Philosophy (of a belief) having the property that whoever honestly believes it cannot be mistaken
References in periodicals archive ?
Struggling to encompass this reality, Jakkie changes the poet's description of the world as "Suddener than we fancy it, more spiteful and gay than one supposes, incorrigibly plural [.
For many a feminist in Sudan, Suad was the woman to look up to, assertive, defiant and incorrigibly political.
A certain pessimism, perhaps encouraged by an exaggerated conception of the original fall, has led us to regard the world as decidedly and incorrigibly wicked" (p.

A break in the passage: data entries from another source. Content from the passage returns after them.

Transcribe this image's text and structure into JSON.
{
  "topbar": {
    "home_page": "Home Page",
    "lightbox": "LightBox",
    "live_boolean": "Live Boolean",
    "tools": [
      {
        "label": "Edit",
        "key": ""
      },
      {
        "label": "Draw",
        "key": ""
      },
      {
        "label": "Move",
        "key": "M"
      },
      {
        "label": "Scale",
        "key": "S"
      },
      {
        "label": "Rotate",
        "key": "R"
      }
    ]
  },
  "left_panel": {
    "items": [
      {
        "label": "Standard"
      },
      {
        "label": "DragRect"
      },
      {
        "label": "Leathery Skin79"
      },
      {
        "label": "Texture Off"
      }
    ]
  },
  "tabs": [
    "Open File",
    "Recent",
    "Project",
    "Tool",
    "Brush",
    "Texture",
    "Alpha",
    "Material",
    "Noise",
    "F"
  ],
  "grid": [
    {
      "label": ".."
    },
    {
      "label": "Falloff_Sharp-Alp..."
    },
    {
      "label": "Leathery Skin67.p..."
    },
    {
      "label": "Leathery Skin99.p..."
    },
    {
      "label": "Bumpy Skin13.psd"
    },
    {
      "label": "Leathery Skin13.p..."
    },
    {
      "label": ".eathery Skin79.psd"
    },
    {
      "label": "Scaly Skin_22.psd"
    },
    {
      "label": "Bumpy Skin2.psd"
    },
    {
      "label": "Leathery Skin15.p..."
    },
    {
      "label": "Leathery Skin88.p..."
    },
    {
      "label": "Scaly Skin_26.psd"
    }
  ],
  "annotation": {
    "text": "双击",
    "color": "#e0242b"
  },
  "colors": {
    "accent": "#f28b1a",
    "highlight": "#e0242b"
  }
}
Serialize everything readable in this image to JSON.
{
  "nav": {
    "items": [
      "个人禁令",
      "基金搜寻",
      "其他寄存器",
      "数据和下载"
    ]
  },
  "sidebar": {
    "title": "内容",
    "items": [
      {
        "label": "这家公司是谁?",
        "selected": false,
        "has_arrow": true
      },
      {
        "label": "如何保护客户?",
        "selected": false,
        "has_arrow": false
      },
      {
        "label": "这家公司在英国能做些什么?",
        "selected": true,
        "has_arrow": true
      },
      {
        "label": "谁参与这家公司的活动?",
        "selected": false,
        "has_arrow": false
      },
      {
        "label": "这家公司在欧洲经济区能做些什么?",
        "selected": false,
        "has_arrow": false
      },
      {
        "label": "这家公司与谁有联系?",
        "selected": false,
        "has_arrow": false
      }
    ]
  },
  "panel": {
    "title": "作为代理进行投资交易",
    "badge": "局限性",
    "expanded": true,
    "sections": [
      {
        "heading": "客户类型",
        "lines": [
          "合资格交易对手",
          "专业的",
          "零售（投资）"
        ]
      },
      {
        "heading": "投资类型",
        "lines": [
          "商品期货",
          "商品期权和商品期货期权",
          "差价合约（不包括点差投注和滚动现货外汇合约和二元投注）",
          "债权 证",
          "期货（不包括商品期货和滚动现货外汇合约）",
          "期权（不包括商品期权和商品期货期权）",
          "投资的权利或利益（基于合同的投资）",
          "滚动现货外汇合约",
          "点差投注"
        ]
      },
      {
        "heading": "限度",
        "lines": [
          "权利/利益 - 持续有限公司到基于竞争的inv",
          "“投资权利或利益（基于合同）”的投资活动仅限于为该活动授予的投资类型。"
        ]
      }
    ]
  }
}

His character comes to collect the train fare from Brandy's character, who flirts with him incorrigibly, even throwing in some dialect catchphrases and colloquial references, as she tries to get out of being fined.
Many of the essays Brearton and Longley have selected for inclusion in Incorrigibly Plural: Louis MacNeice and his Legacy involve MacNeice only tangentially, or use him as a foil; indeed, a third of the essays published herein use MacNeice to illuminate or explain some other figure.
Human beings are not incorrigibly selfish, violent, or power-hungry, and conflict is not a permanent state of human affairs.
As far as the main argument of this paper is concerned, the rhetoric of repetition and the everydayness of the husband's routine synchronize neatly with the wife's church-going scheme and constitute a twenty-year-long ongoing re-enactment, a Penelopean re-weaving, of the wife's incorrigibly hopeful hyperbolic expectation.
I accept that hanging is inhumane, unchristian, immoral and is not a deterrent, but I also believe that some crimes are so heinous and some individuals so incorrigibly evil and beyond redemption that hanging should be an option for the state.
Accordingly, the school's right to expel or suspend a student can be exercised "only for disobedient, refractory or incorrigibly bad conduct," (86) because:
As Patricia Fumerton has demonstrated, itinerant and other lower-order laborers were frequently aligned with both vagrancy and idleness in the early modern cultural imagination, and authorities had "difficulty distinguishing the unemployed, the underemployed, and the multitasked or in-transit laboring poor from the incorrigibly 'idle' or 'sturdy' beggar.
Incorrigibly plural; Louis MacNeice and his legacy.